When using substrate or rocks, be sure they do not leach into the water and affect the pH. Substrates such as limestone can increase the pH level. You would not use sand that is for marine tanks, but some have suggested pool filter sand. Driftwood is a big help in keeping pH low and contributes to the "tea stained" coloring of the Amazon River. Using Java Moss helps with keeping the pH down too.
The Bolivian Ram is a rewarding specimen for the aquarist. They can be easy to care for if water changes are performed frequently to keep the nitrate levels low.
Males are slimmer and less stocky than females. Males have a more pointed dorsal fin and longer filaments on their lyre-shaped tail fin than the females. Unlike the Ram Cichlid, females do not have a pink belly.

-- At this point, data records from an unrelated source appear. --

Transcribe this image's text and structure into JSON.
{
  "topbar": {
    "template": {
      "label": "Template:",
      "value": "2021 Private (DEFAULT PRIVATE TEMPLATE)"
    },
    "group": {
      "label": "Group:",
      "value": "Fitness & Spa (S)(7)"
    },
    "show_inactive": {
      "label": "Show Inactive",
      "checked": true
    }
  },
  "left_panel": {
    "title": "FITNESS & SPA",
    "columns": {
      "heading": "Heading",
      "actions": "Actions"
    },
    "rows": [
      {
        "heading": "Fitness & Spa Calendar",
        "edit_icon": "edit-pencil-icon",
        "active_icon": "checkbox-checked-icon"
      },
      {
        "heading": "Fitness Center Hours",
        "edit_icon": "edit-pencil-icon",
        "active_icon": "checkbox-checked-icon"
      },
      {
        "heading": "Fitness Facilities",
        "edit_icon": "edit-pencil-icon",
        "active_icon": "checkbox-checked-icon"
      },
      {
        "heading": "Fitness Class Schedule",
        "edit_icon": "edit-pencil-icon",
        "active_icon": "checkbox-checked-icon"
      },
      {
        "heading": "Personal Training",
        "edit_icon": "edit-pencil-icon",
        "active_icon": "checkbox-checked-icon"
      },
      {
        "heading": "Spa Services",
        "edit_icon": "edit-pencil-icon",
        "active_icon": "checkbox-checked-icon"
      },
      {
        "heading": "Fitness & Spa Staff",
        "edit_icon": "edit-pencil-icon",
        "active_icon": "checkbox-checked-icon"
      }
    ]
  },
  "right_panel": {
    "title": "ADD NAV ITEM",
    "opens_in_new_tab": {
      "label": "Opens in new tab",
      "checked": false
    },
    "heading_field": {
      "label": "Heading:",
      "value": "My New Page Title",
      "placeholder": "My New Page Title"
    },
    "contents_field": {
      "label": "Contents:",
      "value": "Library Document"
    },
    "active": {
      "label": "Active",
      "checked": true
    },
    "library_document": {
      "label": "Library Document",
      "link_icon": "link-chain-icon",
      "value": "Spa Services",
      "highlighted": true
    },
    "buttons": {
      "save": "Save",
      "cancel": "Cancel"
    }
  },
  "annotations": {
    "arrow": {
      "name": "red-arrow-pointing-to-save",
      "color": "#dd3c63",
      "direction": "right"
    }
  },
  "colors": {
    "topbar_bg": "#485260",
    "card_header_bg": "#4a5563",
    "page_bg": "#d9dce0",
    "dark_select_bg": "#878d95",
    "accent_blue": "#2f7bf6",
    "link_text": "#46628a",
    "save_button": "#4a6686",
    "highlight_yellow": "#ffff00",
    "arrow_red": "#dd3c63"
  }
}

The Bolivian Rams are open spawners that will form a family group and lay up to 200 eggs in the wild. In the aquarium, starting out with about 6 juveniles and allowing a pair to bond, then isolating that pair in their own tank is your best bet. If your fish are in a community tank it will be necessary to grow out the fry in their own tank so they don't get eaten.
The female will appreciate smooth pebbles or wide leaves on which to spawn, a temperature of 77 - 82.4° F (25 - 28° C), and low light. The bonded pair will spend a lot of time cleaning the top of pebbles before they spawn. The female will pass over the spawning site several times, laying eggs each time while the male stands guard. The female will lay 75 to 100 gray oval eggs. Then the male will pass over them several times to externally fertilize them. The female will fan the eggs with the male guarding the area. The male will fan the eggs at times too, though the female does most of the work.
Within about 60 hours the eggs will hatch. The parents will move the "wigglers" to a pit in a different area of the tank. In about 7 more days the fry will be free swimming. The parents will continue to move the fry by mouth to several locations for the next few weeks. Do water changes of 30% daily in the fry tank as they are very sensitive to nitrates. Do not crowd the fry as they will not grow out as much if there are too many in one tank.